Spiritual Journey and teachers
Such nonattachment from materialistic world and intense urge for God-realization spread the rumour of his unsound mind to the village of Kamarpukur. His mother and elder members of the family decided to get him wed-locked, hoping that it will have a good stabilizing influence upon him - by compelling him to shoulder responsibilities and be attentive in worldly affairs rather than spiritual practices and austerity.

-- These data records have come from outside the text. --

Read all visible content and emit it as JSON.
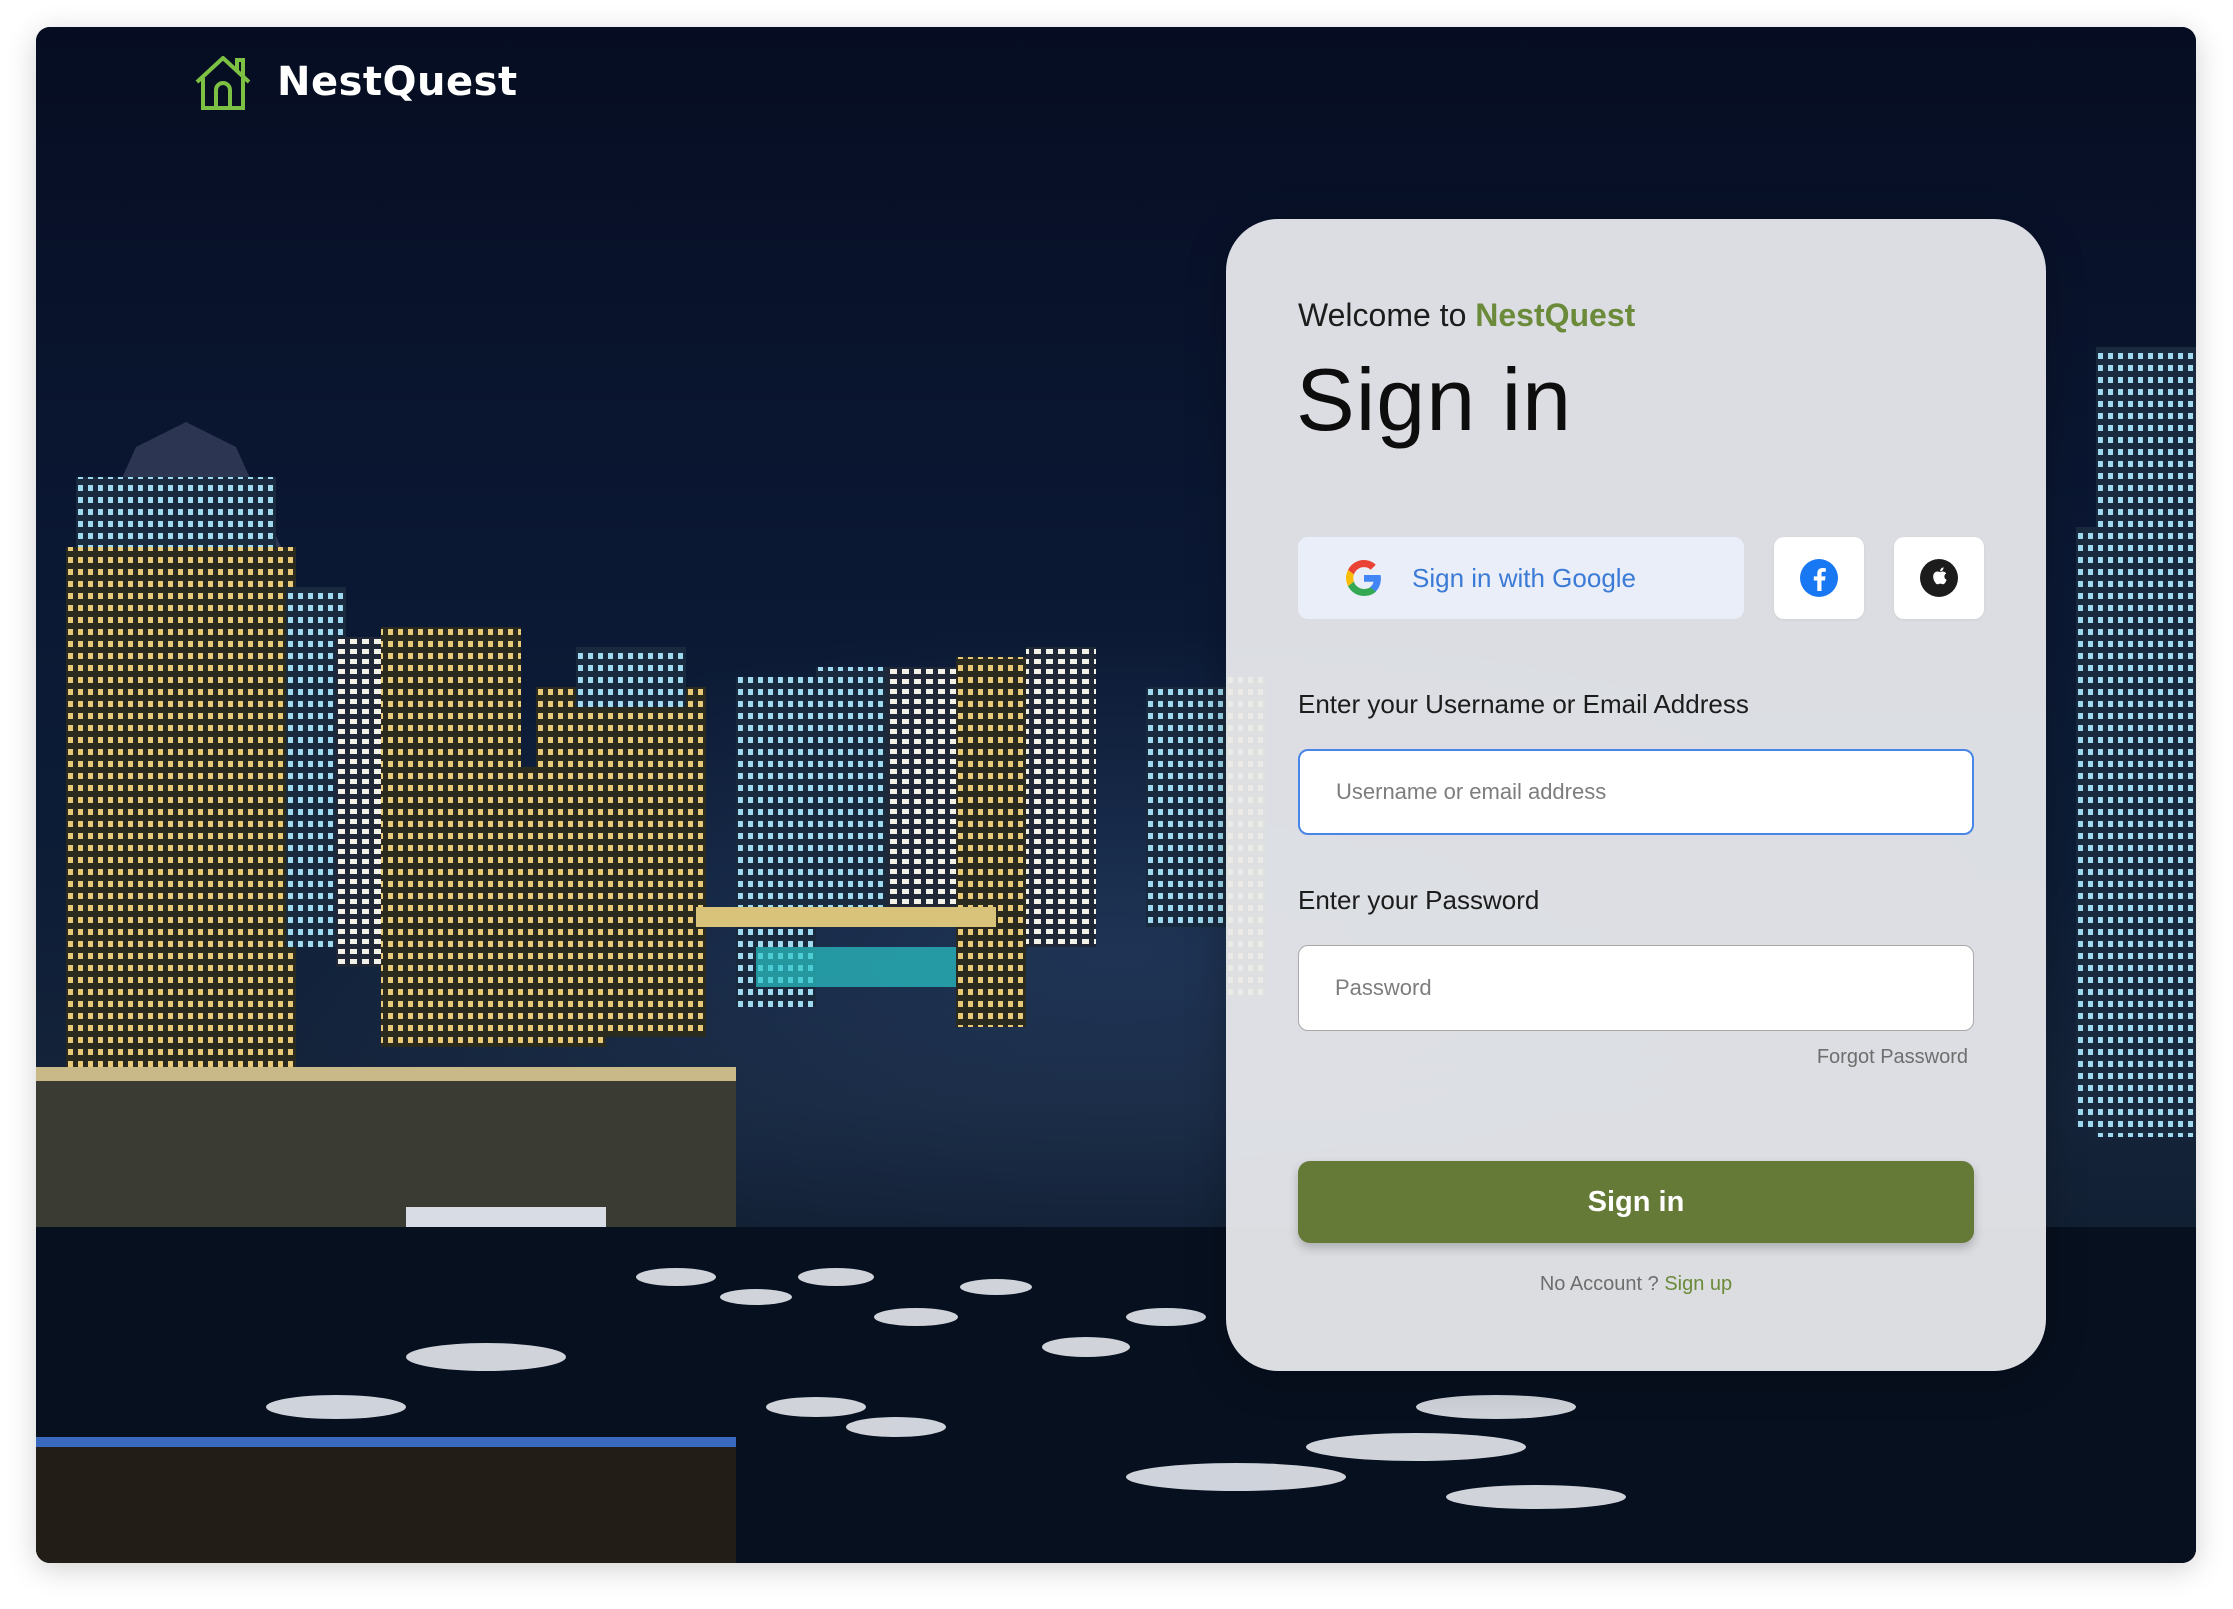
{
  "brand": {
    "name": "NestQuest",
    "accent_color": "#6b8a3a"
  },
  "card": {
    "welcome_prefix": "Welcome to",
    "welcome_brand": "NestQuest",
    "title": "Sign in",
    "google_label": "Sign in with Google",
    "username_label": "Enter your Username or Email Address",
    "username_placeholder": "Username or email address",
    "password_label": "Enter your Password",
    "password_placeholder": "Password",
    "forgot_label": "Forgot Password",
    "submit_label": "Sign in",
    "no_account_label": "No Account ?",
    "signup_label": "Sign up"
  },
  "social": {
    "google_icon": "google-icon",
    "facebook_icon": "facebook-icon",
    "apple_icon": "apple-icon"
  },
  "colors": {
    "primary_button": "#667a37",
    "focus_border": "#4a86e8",
    "google_text": "#3b7bd6"
  }
}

In 1859, Ramkrishna was twenty three, when he got married to a five year old girl Saradamani, who hailed from a neighboring village, Jayrambati. The newlywed couple stayed apart until Saradamani grew up and joined her husband at the Kali temple of Dakshineswar, at the age of 18. Ramkrishna promulgated her as the embodiment of Divine Mother and performed the Shodashi Puja with her in the seat of Goddess Kali. For her divine nature and high degree of spiritual realization, she was later revered as The Holy Mother and was the pivot around which the Sangha functioned. For her divine nature and high degree of spiritual realization, she was later revered as The Holy Mother and was the pivot around which the Sangha functioned.

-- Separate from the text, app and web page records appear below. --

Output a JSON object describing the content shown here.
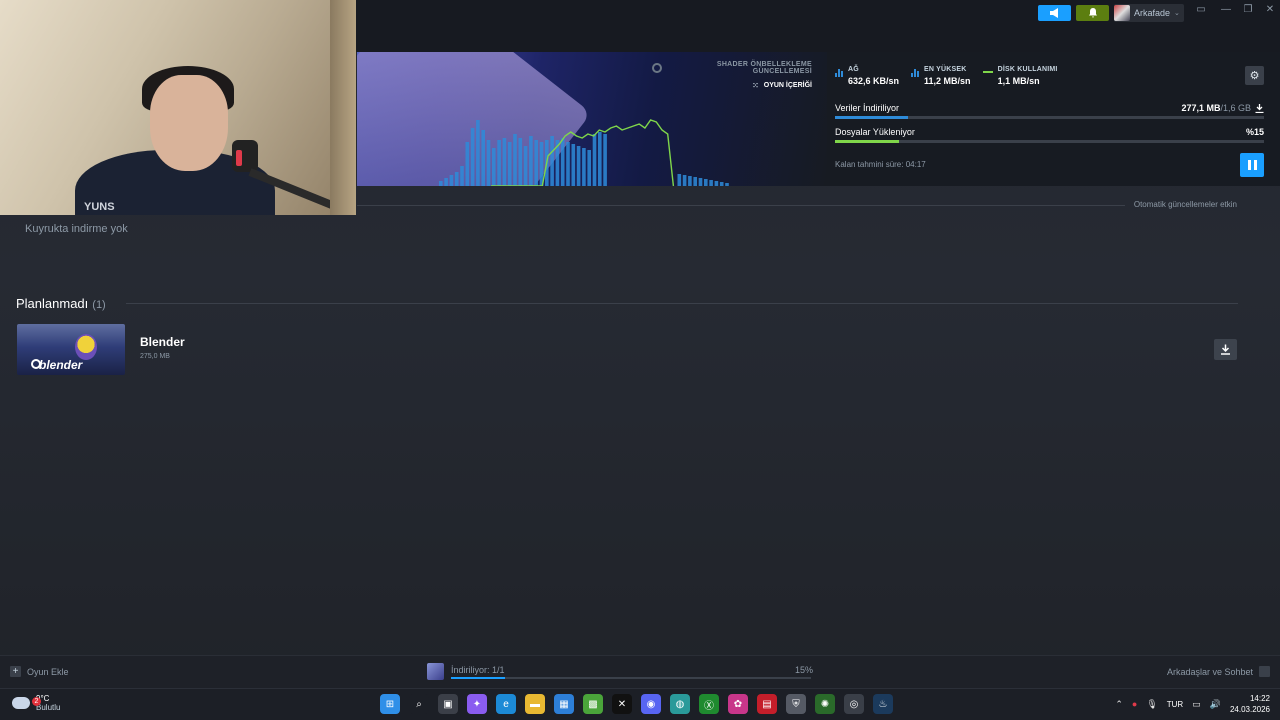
{
  "topbar": {
    "user_name": "Arkafade",
    "window_controls": [
      "▭",
      "—",
      "❐",
      "✕"
    ]
  },
  "download_panel": {
    "shader_label": "SHADER ÖNBELLEKLEME GÜNCELLEMESİ",
    "content_label": "OYUN İÇERİĞİ",
    "stats": [
      {
        "label": "AĞ",
        "value": "632,6 KB/sn"
      },
      {
        "label": "EN YÜKSEK",
        "value": "11,2 MB/sn"
      },
      {
        "label": "DİSK KULLANIMI",
        "value": "1,1 MB/sn"
      }
    ],
    "downloading_label": "Veriler İndiriliyor",
    "downloaded_amount": "277,1 MB",
    "total_amount": "/1,6 GB",
    "download_progress": 0.17,
    "installing_label": "Dosyalar Yükleniyor",
    "install_percent": "%15",
    "install_progress": 0.15,
    "eta": "Kalan tahmini süre: 04:17",
    "graph_bars": [
      5,
      8,
      11,
      14,
      20,
      44,
      58,
      66,
      56,
      46,
      38,
      46,
      48,
      44,
      52,
      48,
      40,
      50,
      46,
      44,
      46,
      50,
      46,
      48,
      44,
      42,
      40,
      38,
      36,
      52,
      54,
      52,
      0,
      0,
      0,
      0,
      0,
      0,
      0,
      0,
      0,
      0,
      0,
      0,
      0,
      12,
      11,
      10,
      9,
      8,
      7,
      6,
      5,
      4,
      3
    ],
    "graph_line": [
      0,
      0,
      0,
      0,
      0,
      0,
      0,
      0,
      0,
      0,
      30,
      36,
      42,
      50,
      54,
      50,
      48,
      52,
      50,
      56,
      54,
      58,
      60,
      56,
      58,
      60,
      62,
      58,
      66,
      64,
      56,
      52,
      0
    ]
  },
  "auto_updates": "Otomatik güncellemeler etkin",
  "queue_empty": "Kuyrukta indirme yok",
  "unscheduled": {
    "title": "Planlanmadı",
    "count": "(1)",
    "game": {
      "name": "Blender",
      "size": "275,0 MB",
      "logo": "blender"
    }
  },
  "webcam": {
    "shirt_text": "YUNS"
  },
  "bottombar": {
    "add_game": "Oyun Ekle",
    "downloading": "İndiriliyor: 1/1",
    "percent": "15%",
    "progress": 0.15,
    "friends": "Arkadaşlar ve Sohbet"
  },
  "taskbar": {
    "weather_badge": "2",
    "temp": "9°C",
    "weather": "Bulutlu",
    "lang": "TUR",
    "time": "14:22",
    "date": "24.03.2026",
    "apps": [
      {
        "name": "start-icon",
        "color": "#2f8fe8",
        "glyph": "⊞"
      },
      {
        "name": "search-icon",
        "color": "#1c1f26",
        "glyph": "⌕"
      },
      {
        "name": "task-view-icon",
        "color": "#3b3f48",
        "glyph": "▣"
      },
      {
        "name": "copilot-icon",
        "color": "#8a5cf0",
        "glyph": "✦"
      },
      {
        "name": "edge-icon",
        "color": "#1c8ad6",
        "glyph": "e"
      },
      {
        "name": "file-explorer-icon",
        "color": "#e8b832",
        "glyph": "▬"
      },
      {
        "name": "store-icon",
        "color": "#2d7fd8",
        "glyph": "▦"
      },
      {
        "name": "minecraft-icon",
        "color": "#4aa43a",
        "glyph": "▩"
      },
      {
        "name": "capcut-icon",
        "color": "#111111",
        "glyph": "✕"
      },
      {
        "name": "discord-icon",
        "color": "#5865f2",
        "glyph": "◉"
      },
      {
        "name": "browser-icon",
        "color": "#2a9a9a",
        "glyph": "◍"
      },
      {
        "name": "xbox-icon",
        "color": "#1f8a2f",
        "glyph": "Ⓧ"
      },
      {
        "name": "m365-icon",
        "color": "#c8368a",
        "glyph": "✿"
      },
      {
        "name": "video-editor-icon",
        "color": "#c41e2a",
        "glyph": "▤"
      },
      {
        "name": "shield-icon",
        "color": "#555a64",
        "glyph": "⛨"
      },
      {
        "name": "green-app-icon",
        "color": "#2a6a2a",
        "glyph": "✺"
      },
      {
        "name": "steam-alt-icon",
        "color": "#3a3f48",
        "glyph": "◎"
      },
      {
        "name": "steam-icon",
        "color": "#1b3a5c",
        "glyph": "♨"
      }
    ]
  },
  "colors": {
    "accent": "#1a9fff",
    "network": "#2e8bd8",
    "disk": "#7fd64a",
    "notify": "#5c7e10"
  }
}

He was perhaps the only few Yogis, who experienced Divinity by following different avenues as described in the Hindu scriptures with the guidance of different spiritual Gurus and realized God through each of them. In 1861, the first teacher to arrive at Dakshineswar was a remarkable woman known as Bhairavi Brahmani who was spiritually accomplished. With her help, Sri Ramakrishna practiced difficult disciplines of the Tantrik path, and became success in all of them. Three years hence, a wandering monk by name Totapuri appeared, under whose guidance Sri Ramakrishna attained Nirvikalpa Samadhi, the highest spiritual realization, mentioned in the Hindu scriptures. He remained in that state of non-dual existence for six months at a stretch without the least awareness of even his own body. Sri Ramakrishna, thus, relived the entire range of spiritual experiences of more than three thousand years of Hindu religion.

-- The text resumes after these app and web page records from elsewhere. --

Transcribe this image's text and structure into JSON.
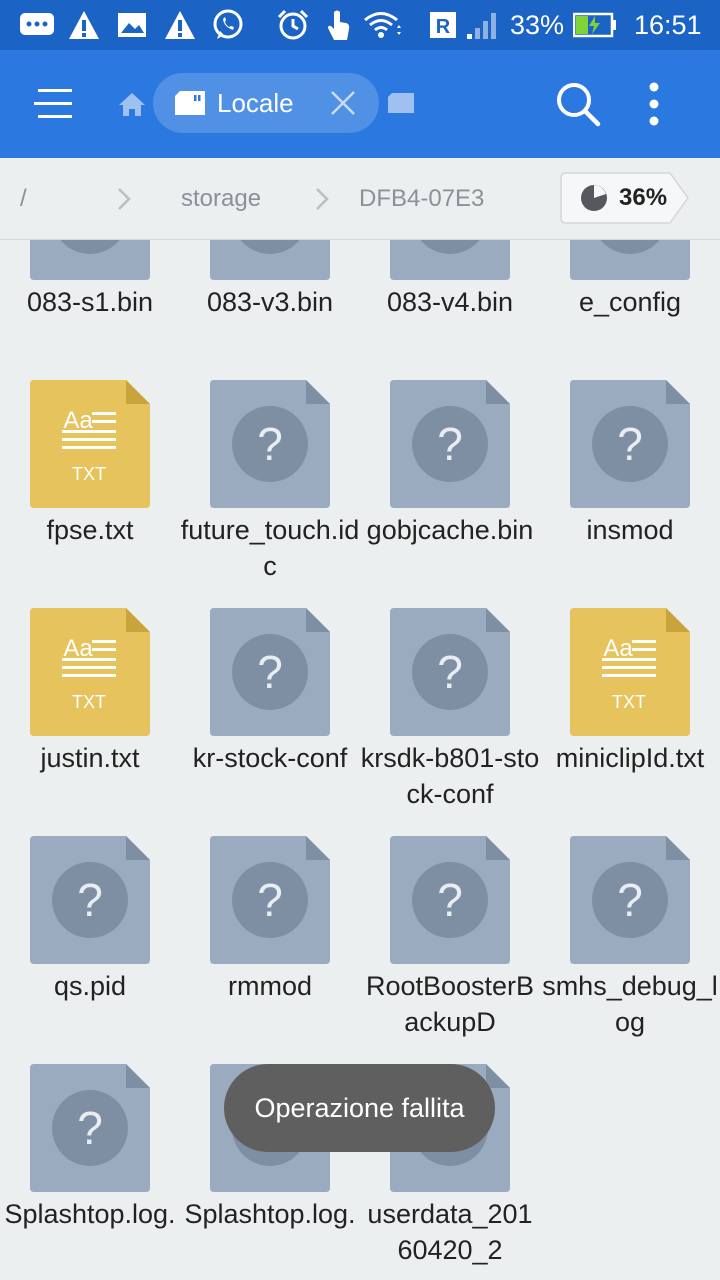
{
  "status_bar": {
    "battery_percent": "33%",
    "time": "16:51",
    "icons": [
      "messages-icon",
      "warning-icon",
      "gallery-icon",
      "warning-icon",
      "whatsapp-icon",
      "alarm-icon",
      "touch-icon",
      "wifi-icon",
      "roaming-r-icon",
      "signal-icon",
      "battery-charging-icon"
    ]
  },
  "toolbar": {
    "tab_label": "Locale",
    "icons": [
      "menu-icon",
      "home-icon",
      "sd-card-icon",
      "close-icon",
      "storage-icon",
      "search-icon",
      "more-vert-icon"
    ]
  },
  "breadcrumb": {
    "items": [
      "/",
      "storage",
      "DFB4-07E3"
    ],
    "usage": "36%"
  },
  "files": [
    {
      "name": "083-s1.bin",
      "type": "unknown"
    },
    {
      "name": "083-v3.bin",
      "type": "unknown"
    },
    {
      "name": "083-v4.bin",
      "type": "unknown"
    },
    {
      "name": "e_config",
      "type": "unknown"
    },
    {
      "name": "fpse.txt",
      "type": "txt"
    },
    {
      "name": "future_touch.idc",
      "type": "unknown"
    },
    {
      "name": "gobjcache.bin",
      "type": "unknown"
    },
    {
      "name": "insmod",
      "type": "unknown"
    },
    {
      "name": "justin.txt",
      "type": "txt"
    },
    {
      "name": "kr-stock-conf",
      "type": "unknown"
    },
    {
      "name": "krsdk-b801-stock-conf",
      "type": "unknown"
    },
    {
      "name": "miniclipId.txt",
      "type": "txt"
    },
    {
      "name": "qs.pid",
      "type": "unknown"
    },
    {
      "name": "rmmod",
      "type": "unknown"
    },
    {
      "name": "RootBoosterBackupD",
      "type": "unknown"
    },
    {
      "name": "smhs_debug_log",
      "type": "unknown"
    },
    {
      "name": "Splashtop.log.",
      "type": "unknown"
    },
    {
      "name": "Splashtop.log.",
      "type": "unknown"
    },
    {
      "name": "userdata_20160420_2",
      "type": "unknown"
    }
  ],
  "file_icon_labels": {
    "txt_top": "Aa",
    "txt_bottom": "TXT",
    "unknown": "?"
  },
  "toast": "Operazione fallita",
  "colors": {
    "status_bar": "#1b63c4",
    "toolbar": "#2b79e0",
    "unknown_file": "#9aabbf",
    "txt_file": "#e6c35c",
    "toast": "#5f5f5f"
  }
}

Following Other Faiths & Beliefs
Sri Ramakrishna broke the borders of Hinduism, and also followed the path of Islam and Christianity, and attained highest realization in each of them in a short period. He perceived Jesus and Buddha as incarnations of God, and highly venerated the ten Sikh Gurus. He lived in an exalted state of consciousness in which he saw God in all beings.
Arrival of Devotees
Like bees swarm around a fully blossomed flower, devotees now started gathering around Sri Ramakrishna. He divided them into two categories. The first one consisted of householders or the grihi. He taught them how to realize God while living in the world and discharging their family duties. The other more important category was a band of educated youths, mostly from the middle class families of Bengal, whom he trained to become monks and to be the torchbearers of his message to mankind. The foremost among them was Narendranath, who years later, as Swami Vivekananda, carried the universal message of Vedanta to different parts of the world, revitalized Hinduism, and awakened the soul of India.